KORG’s analog flagship synth, introduced earlier this year, hinted at a tantalizing feature – open programmability. It seems we’re about to learn what that’s about.
Amidst some other teasers floating around in advance of Berlin’s Superbooth synth conference this week, the newly-birthed “KORG Analogue” account on Instagram showed us what the SDK looks like. It’s an actual dev board, which KORG seem to be just releasing to interested DIYers.
This should also mean we get to find out more about what KORG are actually offering. The open SDK promises the ability to program your own oscillators and modulation effects, taking advantage of the Prologue’s wavetable capabilities and deep modulation architecture, respectively. Here’s a look:
Now, whether that appeals to you or not, this also will mean a library of community-contributed hacks that any Prologue owners can enjoy.
I can’t think of anything quite like this in synth hardware. There have certainly been software-based solutions for making sounds and community libraries of mods and sounds before. But it’s pretty wild that one of the biggest synth manufacturers is taking what would normally be a developer board for internal use only, and pitching it to the synth community at large. It shows just how much the synth world has embraced its nerdier side. And presumably the notion here is, that nerdy side is palatable, not frightening, to musicians at large.
And why not? If this means the average Prologue owner can go to a website and download some new sounds, bring it on.

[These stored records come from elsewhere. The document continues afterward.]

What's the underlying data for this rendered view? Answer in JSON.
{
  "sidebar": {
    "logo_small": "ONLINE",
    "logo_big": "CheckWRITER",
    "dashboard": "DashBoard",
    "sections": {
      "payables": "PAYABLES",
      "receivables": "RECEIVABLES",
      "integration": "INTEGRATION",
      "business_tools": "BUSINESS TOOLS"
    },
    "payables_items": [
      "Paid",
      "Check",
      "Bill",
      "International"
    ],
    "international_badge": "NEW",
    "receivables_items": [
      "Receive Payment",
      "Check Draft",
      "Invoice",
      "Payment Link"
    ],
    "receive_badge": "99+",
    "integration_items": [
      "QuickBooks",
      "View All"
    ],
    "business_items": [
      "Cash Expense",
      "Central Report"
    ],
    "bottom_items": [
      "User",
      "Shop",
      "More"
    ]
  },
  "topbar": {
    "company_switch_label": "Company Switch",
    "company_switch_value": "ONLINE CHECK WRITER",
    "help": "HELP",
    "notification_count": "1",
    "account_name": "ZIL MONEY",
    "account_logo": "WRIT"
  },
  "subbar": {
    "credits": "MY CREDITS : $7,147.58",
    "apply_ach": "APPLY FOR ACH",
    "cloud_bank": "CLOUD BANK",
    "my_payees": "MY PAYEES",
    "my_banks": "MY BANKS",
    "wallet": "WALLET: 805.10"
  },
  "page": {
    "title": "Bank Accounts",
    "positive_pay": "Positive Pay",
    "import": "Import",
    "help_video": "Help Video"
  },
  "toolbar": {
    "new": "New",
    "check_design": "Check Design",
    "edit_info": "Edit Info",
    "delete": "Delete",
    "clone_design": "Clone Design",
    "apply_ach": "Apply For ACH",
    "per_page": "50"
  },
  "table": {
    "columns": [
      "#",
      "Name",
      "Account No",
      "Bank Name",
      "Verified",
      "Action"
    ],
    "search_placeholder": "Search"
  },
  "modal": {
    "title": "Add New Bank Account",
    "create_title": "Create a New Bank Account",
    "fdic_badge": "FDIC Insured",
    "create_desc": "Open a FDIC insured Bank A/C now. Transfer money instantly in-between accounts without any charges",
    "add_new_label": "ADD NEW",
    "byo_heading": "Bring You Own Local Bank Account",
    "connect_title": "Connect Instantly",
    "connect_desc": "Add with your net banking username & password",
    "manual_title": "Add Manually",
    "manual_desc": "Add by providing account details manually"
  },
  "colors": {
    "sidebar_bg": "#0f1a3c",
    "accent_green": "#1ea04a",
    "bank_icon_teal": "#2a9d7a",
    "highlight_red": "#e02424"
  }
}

Curious if KORG will have anything else this week in Berlin. Looking forward to seeing them – stay tuned.
Korg Anaologue Team [Instagram]